Reporter Lisa Leinberger has several stories today, beginning with fifth grade students at Opportunity Elementary School who recently participated in their annual congressional hearings. Students learn about the Constitution and their roles in society.
Lisa has details on schedule changes coming up this fall in the East Valley School District. Elementary school will start later and CCS students will now be bused directly to their school. She also put together a list of where children can get free meals during the summer.
The East Valley School District has called a special board meeting for 4:30 p.m. today at the East Valley Administration office, 12325 E. Grace. The only item on the agenda is a discussion on “board relations.” I'm not sure exactly what that means, but it may be worth checking out.
The East Valley School District has canceled all after-school activities today because of the snow.
“Some of our streets and hills are getting nasty,” said Executive Director of Operations Brian Wallace.
He said the district has not made any decisions about tomorrow.
The East Valley School District board of directors will have a special meeting Wednesday from 6 to 8 p.m. at East Valley High School, 15711 E. Wellesley. The purpose of the meeting is to discuss the district's upcoming levy. No official board vote has been held yet to set the date for a levy election, but it is expected to be in 2012.
It can be hard for families who get free or reduced price meals through the school districts to provide enough food for kids during the summer when they are home. So every year local school districts open up federally funded Summer Food Program free meal sites for all children under age 18.
Beginning today Central Valley School District will serve free meals Mondays through Thursdays (closed on the Fourth of July) at Broadway Elementary, 11016 E. Broadway. Breakfast is from 7:30 to 8:15 a.m. and lunch is from noon to 12:45 p.m.
The West Valley School District is also opening a meal site today at West Valley High School, 8301 E. Buckeye. Their schedule is also Mondays through Thursdays. Breakfast is from 7:30 to 8:30 a.m. and lunch is from 11:30 a.m. to 12:30 p.m. Meals are also available at Centennial Middle School, 925 N. Ella, the same days and times.
The East Valley School district already has several meal locations up and running. Meals are served Mondays through Thursdays at varying times. Locations include a couple of apartment complexes, the Valley YMCA, Trent Elementary, East Valley High School, Valley Mission Park, Terrace View Park, Edgecliff Park and Otis Orchards Elementary.

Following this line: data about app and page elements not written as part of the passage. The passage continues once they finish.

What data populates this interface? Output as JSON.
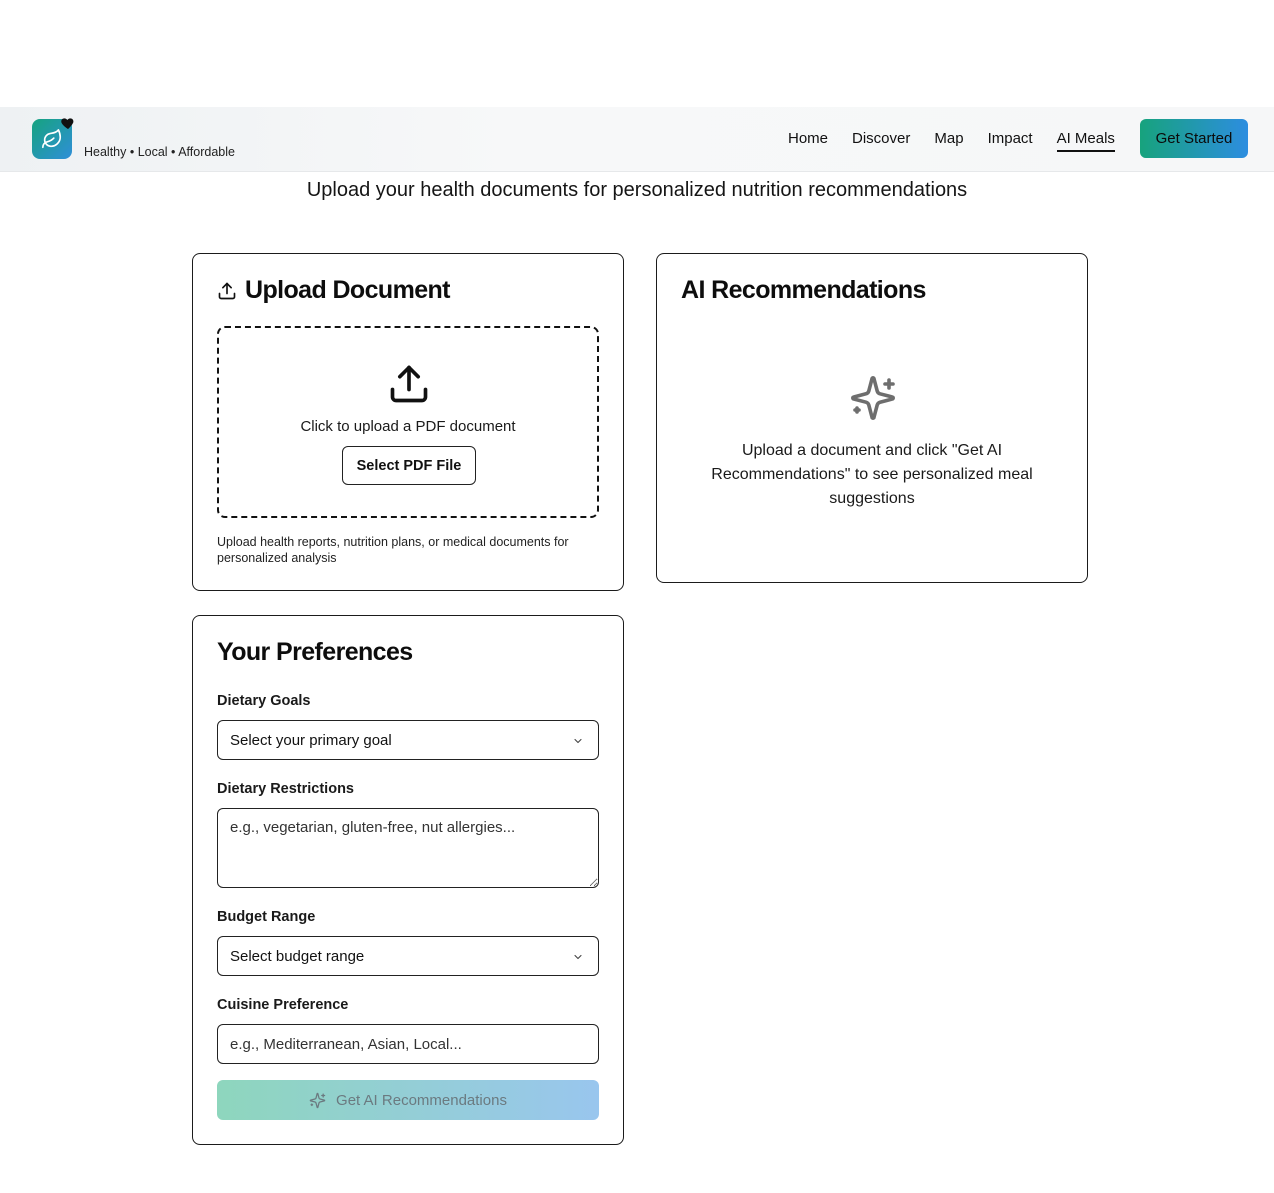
{
  "header": {
    "tagline": "Healthy • Local • Affordable",
    "nav": [
      "Home",
      "Discover",
      "Map",
      "Impact",
      "AI Meals"
    ],
    "active_nav": "AI Meals",
    "cta_label": "Get Started"
  },
  "subtitle": "Upload your health documents for personalized nutrition recommendations",
  "upload": {
    "title": "Upload Document",
    "dropzone_text": "Click to upload a PDF document",
    "select_button": "Select PDF File",
    "hint": "Upload health reports, nutrition plans, or medical documents for personalized analysis"
  },
  "recommendations": {
    "title": "AI Recommendations",
    "empty_text": "Upload a document and click \"Get AI Recommendations\" to see personalized meal suggestions"
  },
  "preferences": {
    "title": "Your Preferences",
    "dietary_goals_label": "Dietary Goals",
    "dietary_goals_value": "Select your primary goal",
    "restrictions_label": "Dietary Restrictions",
    "restrictions_placeholder": "e.g., vegetarian, gluten-free, nut allergies...",
    "budget_label": "Budget Range",
    "budget_value": "Select budget range",
    "cuisine_label": "Cuisine Preference",
    "cuisine_placeholder": "e.g., Mediterranean, Asian, Local...",
    "submit_label": "Get AI Recommendations"
  },
  "colors": {
    "brand_green": "#17a37d",
    "brand_blue": "#2d8de0"
  }
}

Click here for a complete list of summer meal locations and times.
The East Valley School District board of directors have held several special meetings in the last two weeks to get input from parents and students on the closure of Mountain View Middle School next month. The board has announced another special meeting for Wednesday night to discuss the input they received. The meeting will be from 6:30 to 8 p.m. at East Valley Middle School, 4920 N. Progress. If you can't make it, reporter Lisa Lienberger plans to attend and will have a story in Saturday's Valley Voice.
The East Valley School District board of directors will hold the last two special meetings today to discuss upcoming changes to the district, including the closure of Mountain View Middle School and moving Skyview Elementary students. While the decisions are not up for debate, the district is seeking input from parents and the community on how to best handle the transition. A meeting held Monday apparently drew a fairly good crowd of about 100 people.
The first of today's meetings is from 1 to 2:30 p.m. at the Administration Center, 12325 E. Grace. If you go to this one, arrive early to make sure you get a seat. The board room isn't all that big. The second meeting from 6 to 8 p.m. at the Trent Elementary Audiorium, however, will accommodate a large crowd. The school is located at 3303 N. Pines Road.